“Weapons, have you got any weapons?”, the journalist Andrée Viollis was asked when boarding a boat at Holyhead bound for Ireland 100 years ago. She recounted her visit of autumn 1922 in one of France’s best-selling newspapers and painted a picture of a deeply divided country.
The Civil War began in June 1922 and by the time Viollis visited Dublin in late October 1922, things had reached a sort of crescendo. At Dún Laoghaire, she noted that new arrivals were patted down from head to foot, the men that is. The women had their pockets checked discreetly.
All around the country, Free State forces were on the offensive and in an effort to get the upper hand, the government made it a crime for anyone to carry a gun. In the evening of her first night in Dublin city, Viollis heard explosions and gunfire near her city centre hotel.
Ever the dutiful journalist, she went to investigate. Obviously immune to the sound of bombs and bullets by that stage, the lift operator in her hotel passed it off as “just a couple of explosions”, before adding that it “happens three times a day”.
Viollis was partial to the republicans and even claimed to have acted as a messenger for them by hiding a message on her person. Her article in Le Petit Parisien, whose masthead boasted that it had the largest circulation of any newspaper in the whole world, was translated and reprinted in the Daily Mail, thus earning it an even bigger audience.
She observed that armed soldiers were posted outside public buildings, banks and other commercial establishments, even outside her own hotel. Despite the heavy militaristic atmosphere, the shops were full and the trams were packed during the day. Life continues, she said.
Viollis witnessed a protest march composed entirely of women that was headed by Maud Gonne and Charlotte Despard. Viollis claimed that the majority of women who were involved in the War of Independence were now on the anti-Treaty side. While one Daily Mail reader thought that she captured the country brilliantly, others were of a different opinion. Michael Collins’s sister, for example, felt that Viollis had “mistaken a few people in Stephen’s Green for the Irish nation”.
If Dublin was relatively calm, apart from the sound of explosions, the situation in the south was more bleak. A witness who returned from there told Viollis that it was “worse than the time of the Black and Tans” on account of the violence and killings. Of all the foreign journalists who visited Ireland during that turbulent period, Viollis is one of the more unusual ones.

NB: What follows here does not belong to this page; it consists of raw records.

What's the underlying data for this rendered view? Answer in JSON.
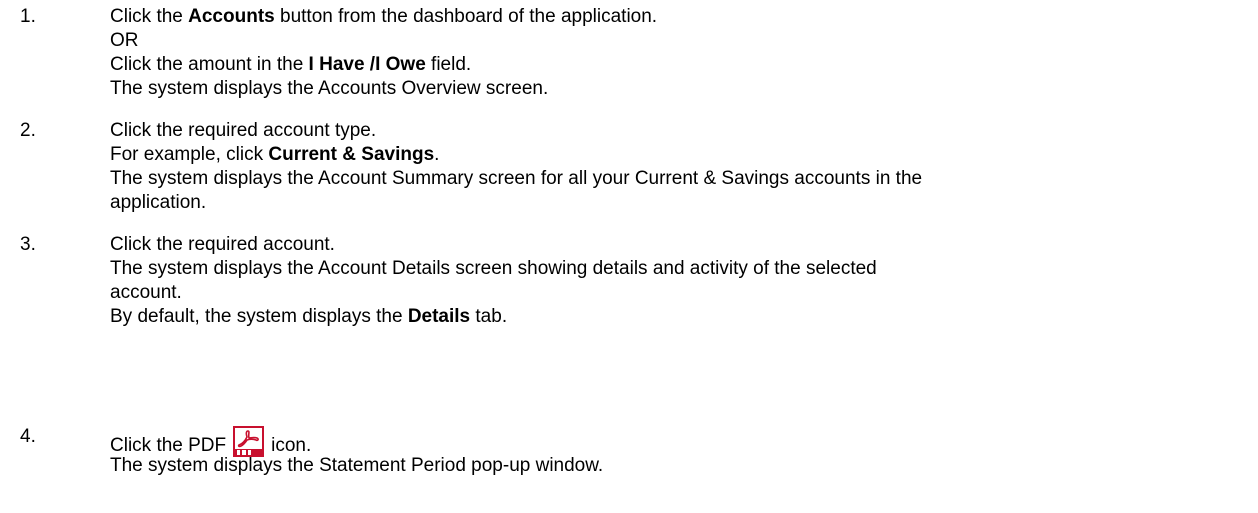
{
  "steps": [
    {
      "number": "1.",
      "lines": [
        {
          "pre": "Click the ",
          "bold": "Accounts",
          "post": " button from the dashboard of the application."
        },
        {
          "text": "OR"
        },
        {
          "pre": "Click the amount in the ",
          "bold": "I Have /I Owe",
          "post": " field."
        },
        {
          "text": "The system displays the Accounts Overview screen."
        }
      ]
    },
    {
      "number": "2.",
      "lines": [
        {
          "text": "Click the required account type."
        },
        {
          "pre": "For example, click ",
          "bold": "Current & Savings",
          "post": "."
        },
        {
          "text": "The system displays the Account Summary screen for all your Current & Savings accounts in the"
        },
        {
          "text": "application."
        }
      ]
    },
    {
      "number": "3.",
      "lines": [
        {
          "text": "Click the required account."
        },
        {
          "text": "The system displays the Account Details screen showing details and activity of the selected"
        },
        {
          "text": "account."
        },
        {
          "pre": "By default, the system displays the ",
          "bold": "Details",
          "post": " tab."
        }
      ]
    },
    {
      "number": "4.",
      "lines": [
        {
          "pre": "Click the PDF",
          "icon": "pdf-icon",
          "post": "icon."
        },
        {
          "text": "The system displays the Statement Period pop-up window."
        }
      ]
    }
  ],
  "colors": {
    "pdf_red": "#c8102e",
    "text": "#000000"
  }
}
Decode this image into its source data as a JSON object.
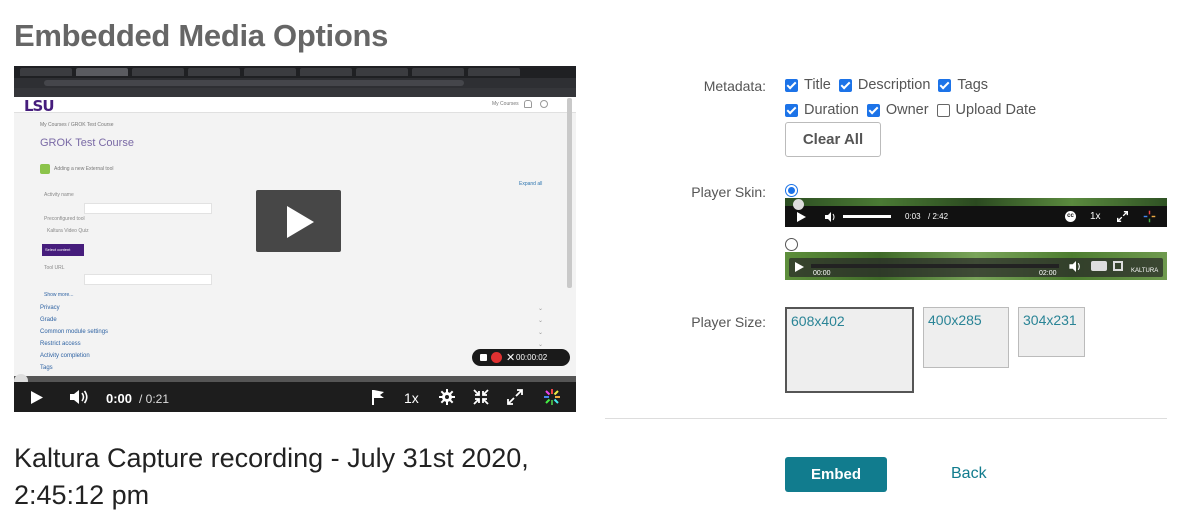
{
  "page": {
    "title": "Embedded Media Options"
  },
  "player": {
    "current_time": "0:00",
    "duration": "/ 0:21",
    "speed": "1x",
    "progress": 0,
    "screenshot": {
      "logo": "LSU",
      "my_courses": "My Courses",
      "breadcrumb": "My Courses / GROK Test Course",
      "course_title": "GROK Test Course",
      "adding_tool": "Adding a new External tool",
      "expand_all": "Expand all",
      "activity_name": "Activity name",
      "preconfigured_tool": "Preconfigured tool",
      "preconfigured_value": "Kaltura Video Quiz",
      "select_button": "Select content",
      "tool_url": "Tool URL",
      "show_more": "Show more...",
      "sections": [
        "Privacy",
        "Grade",
        "Common module settings",
        "Restrict access",
        "Activity completion",
        "Tags"
      ],
      "recording_time": "00:00:02"
    }
  },
  "video_title": "Kaltura Capture recording - July 31st 2020, 2:45:12 pm",
  "metadata": {
    "label": "Metadata:",
    "options": [
      {
        "label": "Title",
        "checked": true
      },
      {
        "label": "Description",
        "checked": true
      },
      {
        "label": "Tags",
        "checked": true
      },
      {
        "label": "Duration",
        "checked": true
      },
      {
        "label": "Owner",
        "checked": true
      },
      {
        "label": "Upload Date",
        "checked": false
      }
    ],
    "clear_all": "Clear All"
  },
  "player_skin": {
    "label": "Player Skin:",
    "selected": 0,
    "skin1": {
      "time": "0:03",
      "duration": "/ 2:42",
      "speed": "1x"
    },
    "skin2": {
      "start": "00:00",
      "end": "02:00",
      "brand": "KALTURA"
    }
  },
  "player_size": {
    "label": "Player Size:",
    "options": [
      "608x402",
      "400x285",
      "304x231"
    ],
    "selected": "608x402"
  },
  "actions": {
    "embed": "Embed",
    "back": "Back"
  },
  "colors": {
    "accent": "#117c8e",
    "checkbox": "#1c73e8",
    "title": "#666666"
  }
}
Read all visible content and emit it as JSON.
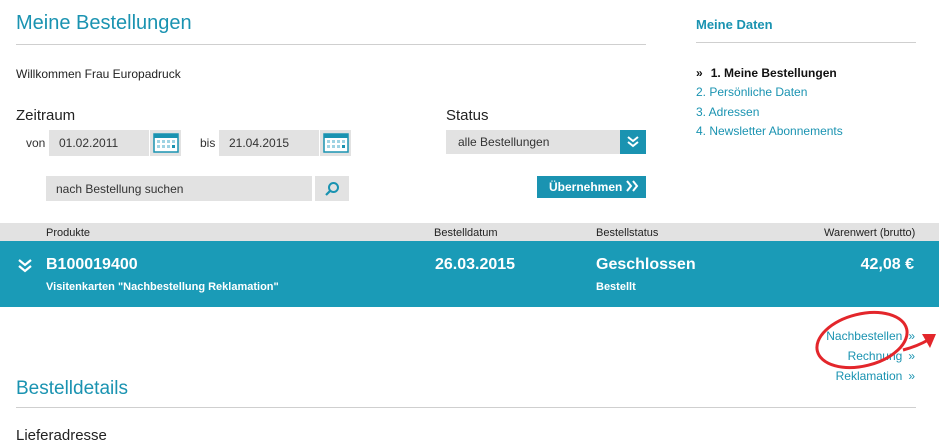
{
  "page_title": "Meine Bestellungen",
  "welcome_text": "Willkommen Frau Europadruck",
  "filter": {
    "period_label": "Zeitraum",
    "from_label": "von",
    "from_value": "01.02.2011",
    "to_label": "bis",
    "to_value": "21.04.2015",
    "status_label": "Status",
    "status_value": "alle Bestellungen",
    "search_placeholder": "nach Bestellung suchen",
    "submit_label": "Übernehmen"
  },
  "sidebar": {
    "title": "Meine Daten",
    "items": [
      {
        "label": "1. Meine Bestellungen",
        "active": true
      },
      {
        "label": "2. Persönliche Daten",
        "active": false
      },
      {
        "label": "3. Adressen",
        "active": false
      },
      {
        "label": "4. Newsletter Abonnements",
        "active": false
      }
    ]
  },
  "table": {
    "headers": {
      "products": "Produkte",
      "date": "Bestelldatum",
      "status": "Bestellstatus",
      "value": "Warenwert (brutto)"
    },
    "order": {
      "number": "B100019400",
      "product": "Visitenkarten \"Nachbestellung Reklamation\"",
      "date": "26.03.2015",
      "status": "Geschlossen",
      "substatus": "Bestellt",
      "value": "42,08 €"
    }
  },
  "actions": {
    "reorder": "Nachbestellen",
    "invoice": "Rechnung",
    "complaint": "Reklamation"
  },
  "details_title": "Bestelldetails",
  "delivery_title": "Lieferadresse",
  "colors": {
    "accent": "#1a93b1",
    "order_row": "#1a9bb7",
    "field_bg": "#e2e2e2",
    "annotation": "#e3262b"
  }
}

She was one of the few female foreign correspondents to report from Ireland. A volunteer nurse in the first World War, she witnessed the effects of war at first hand at the front. After studies at Oxford, she wrote for the Times of London and the Daily Mail. She also reported on the Paris peace conference that silenced the guns of war (temporarily at least).
Fluent in English and petite in stature, Viollis had the appearance of a kindly school teacher or respectable elderly aunt. British journalist Claud Cockburn, who had reported with Viollis from Spain during that country’s civil war, recalled that “she looked like everybody’s idea of a dear old Victorian lady”. However, he countered that she was “one of the toughest and most erudite” journalists that he had known.
In Cork, Viollis managed to visit the redoubt of a group of anti-Treaty forces, or the “on the runs”, as she notes they are called. She met Seán MacSwiney, the younger brother of Terence MacSwiney, who died on hunger strike in London a couple of years previously.
Viollis seems surprised by the youth of the men and describes them as “the boys”, even if the group consists of doctors, an engineer, a lawyer, and some students. Her description of their appearance brings to mind one of Seán Keating’s paintings. A trench coat covered in cartridge belts, a felt hat pulled down over their ears, a rifle over their shoulder and a revolver at their side.
After the capture of Erskine Childers by Free State soldiers in November 1922, Viollis wrote to him commiserating with him on his plight and pledging to support him as best she could. When she heard the news of his arrest, Viollis said that she felt “grief, horror and indignation”. She went on to say that “my thoughts, my heart are with you, I have seen enough of you to know what courage you are bearing the awful shock”. Viollis told Childers that she was returning to Paris and that she would “try to make them understand”.
News of Childers’s death made the front page of her newspaper.
The article was headlined “In the land of eternal war”.